This is also usefull for mains applications, I owned a 240V transformer based stick welder which always blew an electronic main cct breaker at power up due to an excessive run in current. Old style melting fuse was not affected since they are "slow blow"

Only a few modifications are needed: forst and foremost, it needs a plastic housing! also you may want to use a 100 W / 10 Ohm load resistor (with additional cooling, just mount it/them on a metal plate inside the housing). Also, use a timing capacitor that provides about 1.5 seconds delay. (100 Watt is OK since the resistor just needs to reduce the initial peak, after which the current will drop to the idle current) hwich should be about 2-3 Amp. Start welding after the relay has shorted the resistor out....you may add a green LED in parallel with the coil with a suitable series resistor (820 Ohm will give you about 12 mA current through the LED) as an indicator.

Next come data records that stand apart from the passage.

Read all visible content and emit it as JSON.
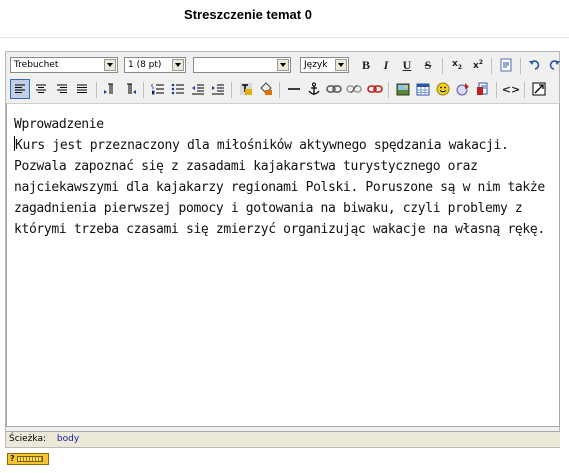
{
  "header": {
    "title": "Streszczenie temat 0"
  },
  "toolbar": {
    "font_family": "Trebuchet",
    "font_size": "1 (8 pt)",
    "format": "",
    "language": "Język",
    "bold_label": "B",
    "italic_label": "I",
    "underline_label": "U",
    "strike_label": "S",
    "sub_label": "x",
    "sub_mark": "2",
    "sup_label": "x",
    "sup_mark": "2",
    "hr_icon": "horizontal-rule-icon",
    "source_label": "<>"
  },
  "content": {
    "heading": "Wprowadzenie",
    "body": "Kurs jest przeznaczony dla miłośników aktywnego spędzania wakacji. Pozwala zapoznać się z zasadami kajakarstwa turystycznego oraz najciekawszymi dla kajakarzy regionami Polski. Poruszone są w nim także zagadnienia pierwszej pomocy i gotowania na biwaku, czyli problemy z którymi trzeba czasami się zmierzyć organizując wakacje na własną rękę."
  },
  "status": {
    "path_label": "Ścieżka:",
    "path_value": "body"
  },
  "help": {
    "symbol": "?"
  },
  "colors": {
    "toolbar_bg": "#f0f0ee",
    "active_button": "#c2cfe5",
    "link": "#1a1aa8",
    "badge": "#f4c431"
  }
}
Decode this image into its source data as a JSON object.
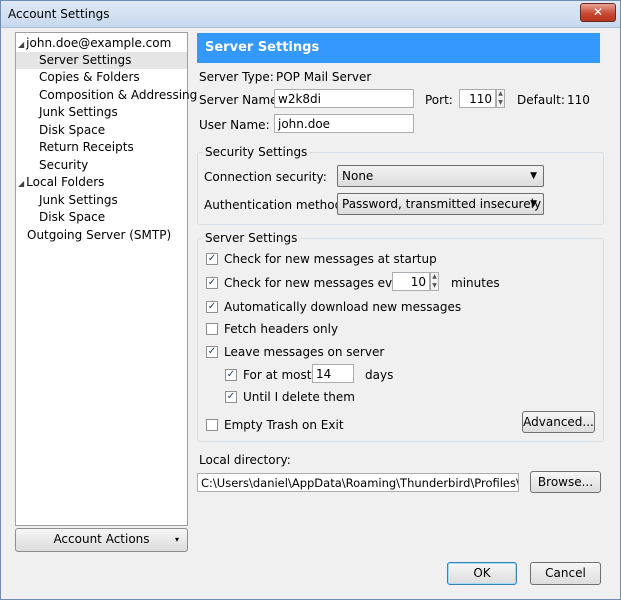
{
  "window": {
    "title": "Account Settings",
    "close_glyph": "✕"
  },
  "tree": {
    "expander_glyph": "◢",
    "account": "john.doe@example.com",
    "account_items": [
      "Server Settings",
      "Copies & Folders",
      "Composition & Addressing",
      "Junk Settings",
      "Disk Space",
      "Return Receipts",
      "Security"
    ],
    "local_folders": "Local Folders",
    "local_items": [
      "Junk Settings",
      "Disk Space"
    ],
    "outgoing": "Outgoing Server (SMTP)",
    "selected": "Server Settings"
  },
  "account_actions": {
    "label": "Account Actions",
    "arrow": "▾"
  },
  "header": {
    "title": "Server Settings",
    "color": "#3399ff"
  },
  "server": {
    "type_label": "Server Type:",
    "type_value": "POP Mail Server",
    "name_label": "Server Name:",
    "name_value": "w2k8di",
    "port_label": "Port:",
    "port_value": "110",
    "default_label": "Default:",
    "default_value": "110",
    "user_label": "User Name:",
    "user_value": "john.doe"
  },
  "security": {
    "group_title": "Security Settings",
    "connection_label": "Connection security:",
    "connection_value": "None",
    "auth_label": "Authentication method:",
    "auth_value": "Password, transmitted insecurely"
  },
  "settings": {
    "group_title": "Server Settings",
    "check_startup": "Check for new messages at startup",
    "check_every": "Check for new messages every",
    "check_every_value": "10",
    "minutes": "minutes",
    "auto_download": "Automatically download new messages",
    "fetch_headers": "Fetch headers only",
    "leave_on_server": "Leave messages on server",
    "for_at_most": "For at most",
    "for_at_most_value": "14",
    "days": "days",
    "until_delete": "Until I delete them",
    "empty_trash": "Empty Trash on Exit",
    "advanced_button": "Advanced..."
  },
  "checkbox_states": {
    "check_startup": true,
    "check_every": true,
    "auto_download": true,
    "fetch_headers": false,
    "leave_on_server": true,
    "for_at_most": true,
    "until_delete": true,
    "empty_trash": false
  },
  "check_glyph": "✓",
  "spinner": {
    "up": "▲",
    "down": "▼"
  },
  "combo_arrow": "▼",
  "local_dir": {
    "label": "Local directory:",
    "path": "C:\\Users\\daniel\\AppData\\Roaming\\Thunderbird\\Profiles\\opu",
    "browse_button": "Browse..."
  },
  "footer": {
    "ok": "OK",
    "cancel": "Cancel"
  }
}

Important: all circuitry needs to be double isolated and therefore be build inside a plastic housing including the now required additional 12V power supply A simple mains plug type adapter mounted inside the box (with i.e. velcron) would work just fine. Use all nylon screws for mounting the PCB etc to prevent a loose wire providing a live voltage to anywhere on the outside of the housing. Furthermore, use double isolated material for i.e. the main power switch on the front of the housing. note this switch replaces the power switch on the welder which now should be "always on" .
Also, make abolutely sure the construction is in line with the applicable code for electrical apparatus in your country.

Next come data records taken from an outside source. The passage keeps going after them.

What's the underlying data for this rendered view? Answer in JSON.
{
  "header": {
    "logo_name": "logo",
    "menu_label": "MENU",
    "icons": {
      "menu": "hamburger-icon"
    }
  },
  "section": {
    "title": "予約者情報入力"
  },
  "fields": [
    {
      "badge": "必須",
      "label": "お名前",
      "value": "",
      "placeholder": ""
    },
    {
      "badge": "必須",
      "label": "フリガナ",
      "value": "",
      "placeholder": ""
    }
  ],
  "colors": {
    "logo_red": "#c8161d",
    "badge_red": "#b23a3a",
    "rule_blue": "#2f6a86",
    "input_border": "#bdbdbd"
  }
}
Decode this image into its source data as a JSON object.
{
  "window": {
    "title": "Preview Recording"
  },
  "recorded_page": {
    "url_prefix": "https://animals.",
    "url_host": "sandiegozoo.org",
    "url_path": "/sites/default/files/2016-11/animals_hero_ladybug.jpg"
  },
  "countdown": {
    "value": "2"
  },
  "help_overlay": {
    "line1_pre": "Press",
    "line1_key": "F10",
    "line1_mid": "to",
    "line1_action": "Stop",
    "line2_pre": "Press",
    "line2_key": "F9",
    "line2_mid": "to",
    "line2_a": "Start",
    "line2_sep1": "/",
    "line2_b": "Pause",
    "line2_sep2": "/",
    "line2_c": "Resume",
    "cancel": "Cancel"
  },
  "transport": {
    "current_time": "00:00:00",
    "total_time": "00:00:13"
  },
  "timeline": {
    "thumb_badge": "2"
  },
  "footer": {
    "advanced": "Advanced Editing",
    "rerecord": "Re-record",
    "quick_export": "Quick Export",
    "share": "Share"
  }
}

The relay needs to be suitable for your mains application. Often, an old style car Main light relay 25...40 Amp would do nicely since its contacts typically open wide enough for a mains application and the coil and its connections are generally well isolated from the (Live!) switching contact(s). (>= 6 MM is the norm here). Since a power plug type power supply is used and all is inside the insolated housing, it is not extremely important, just an added safety measure...

Check your own national situation when in doubt or use a relay which has been designed for such application (12 V coil/ 240V AC / 25 Amp contacts).

Disclaimer: Since the practical construction is beyond my control, following these suggestions will be solely at your own risk!

When done right it will be a very usefull box in particular if the cct breakers are like 50 M away from your workshop (and also protect the TV set.)....

0
bobang2378
bobang2378

1 year ago

What if you tried attadhing the positive termital to the inverter first?

0
jeff.verive
jeff.verive

1 year ago

Nice circuit - very well thought out and presented just as nicely. Kudos!